Ultraviolet rays(UV), commonly referred to as ultraviolet rays, are electromagnetic radiation from the sun and transmit at different wavelengths and frequencies. In the electromagnetic spectrum, ultraviolet light is between visible light and X-ray, and can be divided into ultraviolet A or near ultraviolet, ultraviolet B or medium ultraviolet, and ultraviolet C or far ultraviolet. Ultraviolet rays have many applications from medical treatment to photography.
UV rays in tanning
Sunburn is a common phenomenon of excessive exposure to ultraviolet light. When your skin is exposed to UVB rays, the body's natural defense mechanism will work to produce a pigment called melanin, which absorbs ultraviolet rays and distributes it as heat. Your skin darkens because the body sends melanin to nearby cells to prevent damage. Sunbathing booths use artificial ultraviolet light in the lamps to pass electrical current through the gas (for example, vaporized mercury).
Many natural and man-made substances can absorb ultraviolet light, including plants, fungi and synthetic fluorophores. After absorbing ultraviolet light, the electrons in the material will arrive at a higher energy level, and then return to a lower energy level in a series of smaller steps. With each step they take, they will release part of the absorbed energy as visible light. Fluorescent lamps ionize the vapor in the tube, causing electrons in the gas to release photons at ultraviolet frequencies. The phosphor layer inside the tube converts ultraviolet light into standard visible light.

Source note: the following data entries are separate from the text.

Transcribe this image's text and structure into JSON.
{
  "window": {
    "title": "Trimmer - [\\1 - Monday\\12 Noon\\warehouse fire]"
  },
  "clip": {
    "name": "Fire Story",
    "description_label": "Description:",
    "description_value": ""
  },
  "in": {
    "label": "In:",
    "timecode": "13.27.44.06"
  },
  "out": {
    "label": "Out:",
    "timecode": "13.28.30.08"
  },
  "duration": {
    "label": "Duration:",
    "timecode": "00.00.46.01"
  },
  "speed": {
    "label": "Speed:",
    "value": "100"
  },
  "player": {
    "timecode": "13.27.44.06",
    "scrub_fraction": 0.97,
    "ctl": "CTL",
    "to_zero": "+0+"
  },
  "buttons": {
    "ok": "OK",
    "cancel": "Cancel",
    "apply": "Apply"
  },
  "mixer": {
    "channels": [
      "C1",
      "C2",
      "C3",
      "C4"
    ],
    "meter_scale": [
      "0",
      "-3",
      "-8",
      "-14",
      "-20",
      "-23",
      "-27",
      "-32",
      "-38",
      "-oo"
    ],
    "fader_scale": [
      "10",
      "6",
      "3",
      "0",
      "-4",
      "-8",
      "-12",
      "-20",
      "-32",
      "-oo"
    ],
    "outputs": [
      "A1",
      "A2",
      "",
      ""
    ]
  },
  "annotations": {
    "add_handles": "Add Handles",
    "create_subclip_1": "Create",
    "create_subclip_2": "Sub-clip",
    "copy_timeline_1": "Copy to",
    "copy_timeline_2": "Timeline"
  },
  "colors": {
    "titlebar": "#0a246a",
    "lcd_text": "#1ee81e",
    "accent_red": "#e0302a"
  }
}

Ultraviolet rays in chemistry
Scientists use ultraviolet light to analyze the chemical structure of compounds through color changes. The machine of a spectrophotometer is more sensitive to color than the human eye. The spectrophotometer allows a beam of ultraviolet light to pass through the solution and changes in color to show how much radiation the compound has absorbed. This process is commonly used in chemical and biological factories, hospitals, water quality control laboratories, petrochemical industry and food industry. For example, it can screen unwanted compounds in water by monitoring the color of water during the production process of drinking water.
Ultraviolet light in the treatment of mild cancer
Although exposure to ultraviolet light is a known risk of skin cancer, ultraviolet light can be used to treat certain cancerous skin diseases. Patients receive drugs called psoralens, which respond to UVA light therapy and slow the growth of skin lymphomas as well as eczema, psoriasis, and vitiligo. If the patient’s skin lesions are thinner, UVB without other drugs can be used instead. Although a lamp similar to a fake tanning lamp is used for treatment, the light box used for treatment has been calibrated so that it can receive precise wavelengths and doses, thereby minimizing the risk of skin burns.
Ultraviolet rays in photography
Ultraviolet photography is commonly used for medical, scientific, and forensic purposes. It uses a specific lens to allow ultraviolet light to pass through the camera lens. Nature photographers may use ultraviolet photography to capture patterns in flowers that are invisible to the human eye. By modifying the camera, they can only collect the ultraviolet rays that hit the camera sensor.